[Problem description]
Could you give the entries again, exactly as written?

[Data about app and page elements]
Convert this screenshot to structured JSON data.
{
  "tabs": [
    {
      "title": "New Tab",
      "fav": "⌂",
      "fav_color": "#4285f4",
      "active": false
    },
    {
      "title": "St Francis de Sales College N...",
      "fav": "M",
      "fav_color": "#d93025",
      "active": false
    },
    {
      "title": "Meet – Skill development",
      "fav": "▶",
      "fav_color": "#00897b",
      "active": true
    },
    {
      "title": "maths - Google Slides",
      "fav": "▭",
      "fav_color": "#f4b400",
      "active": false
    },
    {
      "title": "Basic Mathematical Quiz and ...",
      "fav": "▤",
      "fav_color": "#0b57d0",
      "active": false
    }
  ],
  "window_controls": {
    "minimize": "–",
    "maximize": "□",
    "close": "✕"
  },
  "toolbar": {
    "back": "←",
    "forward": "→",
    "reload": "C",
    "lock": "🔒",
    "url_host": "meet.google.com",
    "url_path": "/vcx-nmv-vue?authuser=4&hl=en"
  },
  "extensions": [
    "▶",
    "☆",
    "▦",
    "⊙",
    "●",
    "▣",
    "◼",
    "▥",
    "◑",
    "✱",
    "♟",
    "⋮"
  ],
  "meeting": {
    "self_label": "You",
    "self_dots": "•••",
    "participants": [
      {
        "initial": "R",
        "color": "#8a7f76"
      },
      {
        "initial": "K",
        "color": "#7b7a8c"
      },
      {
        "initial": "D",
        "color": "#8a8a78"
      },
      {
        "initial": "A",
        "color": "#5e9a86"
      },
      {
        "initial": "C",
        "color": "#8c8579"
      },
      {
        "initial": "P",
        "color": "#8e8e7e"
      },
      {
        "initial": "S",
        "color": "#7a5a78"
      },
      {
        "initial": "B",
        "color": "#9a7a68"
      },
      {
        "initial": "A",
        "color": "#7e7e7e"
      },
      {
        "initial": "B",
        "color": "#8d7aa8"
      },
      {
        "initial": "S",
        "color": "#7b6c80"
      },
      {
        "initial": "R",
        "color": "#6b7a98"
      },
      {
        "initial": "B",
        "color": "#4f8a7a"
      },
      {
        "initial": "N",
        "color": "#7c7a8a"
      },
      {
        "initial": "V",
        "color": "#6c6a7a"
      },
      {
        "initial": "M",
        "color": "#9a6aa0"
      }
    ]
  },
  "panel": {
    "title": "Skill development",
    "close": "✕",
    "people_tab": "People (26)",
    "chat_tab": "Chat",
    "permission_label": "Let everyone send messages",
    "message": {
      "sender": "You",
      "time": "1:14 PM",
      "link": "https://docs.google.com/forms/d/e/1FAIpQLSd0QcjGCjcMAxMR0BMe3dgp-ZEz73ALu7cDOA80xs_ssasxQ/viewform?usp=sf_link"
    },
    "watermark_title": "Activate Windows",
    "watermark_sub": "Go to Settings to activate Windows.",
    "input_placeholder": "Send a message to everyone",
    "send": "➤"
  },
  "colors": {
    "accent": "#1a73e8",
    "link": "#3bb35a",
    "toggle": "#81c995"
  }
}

[Completed exercise]
Convert this screenshot to structured JSON data.
{
  "tabs": [
    {
      "title": "New Tab",
      "fav": "⌂",
      "fav_color": "#4285f4",
      "active": false
    },
    {
      "title": "St Francis de Sales College N...",
      "fav": "M",
      "fav_color": "#d93025",
      "active": false
    },
    {
      "title": "Meet – Skill development",
      "fav": "▶",
      "fav_color": "#00897b",
      "active": true
    },
    {
      "title": "maths - Google Slides",
      "fav": "▭",
      "fav_color": "#f4b400",
      "active": false
    },
    {
      "title": "Basic Mathematical Quiz and ...",
      "fav": "▤",
      "fav_color": "#0b57d0",
      "active": false
    }
  ],
  "window_controls": {
    "minimize": "–",
    "maximize": "□",
    "close": "✕"
  },
  "toolbar": {
    "back": "←",
    "forward": "→",
    "reload": "C",
    "lock": "🔒",
    "url_host": "meet.google.com",
    "url_path": "/vcx-nmv-vue?authuser=4&hl=en"
  },
  "extensions": [
    "▶",
    "☆",
    "▦",
    "⊙",
    "●",
    "▣",
    "◼",
    "▥",
    "◑",
    "✱",
    "♟",
    "⋮"
  ],
  "meeting": {
    "self_label": "You",
    "self_dots": "•••",
    "participants": [
      {
        "initial": "R",
        "color": "#8a7f76"
      },
      {
        "initial": "K",
        "color": "#7b7a8c"
      },
      {
        "initial": "D",
        "color": "#8a8a78"
      },
      {
        "initial": "A",
        "color": "#5e9a86"
      },
      {
        "initial": "C",
        "color": "#8c8579"
      },
      {
        "initial": "P",
        "color": "#8e8e7e"
      },
      {
        "initial": "S",
        "color": "#7a5a78"
      },
      {
        "initial": "B",
        "color": "#9a7a68"
      },
      {
        "initial": "A",
        "color": "#7e7e7e"
      },
      {
        "initial": "B",
        "color": "#8d7aa8"
      },
      {
        "initial": "S",
        "color": "#7b6c80"
      },
      {
        "initial": "R",
        "color": "#6b7a98"
      },
      {
        "initial": "B",
        "color": "#4f8a7a"
      },
      {
        "initial": "N",
        "color": "#7c7a8a"
      },
      {
        "initial": "V",
        "color": "#6c6a7a"
      },
      {
        "initial": "M",
        "color": "#9a6aa0"
      }
    ]
  },
  "panel": {
    "title": "Skill development",
    "close": "✕",
    "people_tab": "People (26)",
    "chat_tab": "Chat",
    "permission_label": "Let everyone send messages",
    "message": {
      "sender": "You",
      "time": "1:14 PM",
      "link": "https://docs.google.com/forms/d/e/1FAIpQLSd0QcjGCjcMAxMR0BMe3dgp-ZEz73ALu7cDOA80xs_ssasxQ/viewform?usp=sf_link"
    },
    "watermark_title": "Activate Windows",
    "watermark_sub": "Go to Settings to activate Windows.",
    "input_placeholder": "Send a message to everyone",
    "send": "➤"
  },
  "colors": {
    "accent": "#1a73e8",
    "link": "#3bb35a",
    "toggle": "#81c995"
  }
}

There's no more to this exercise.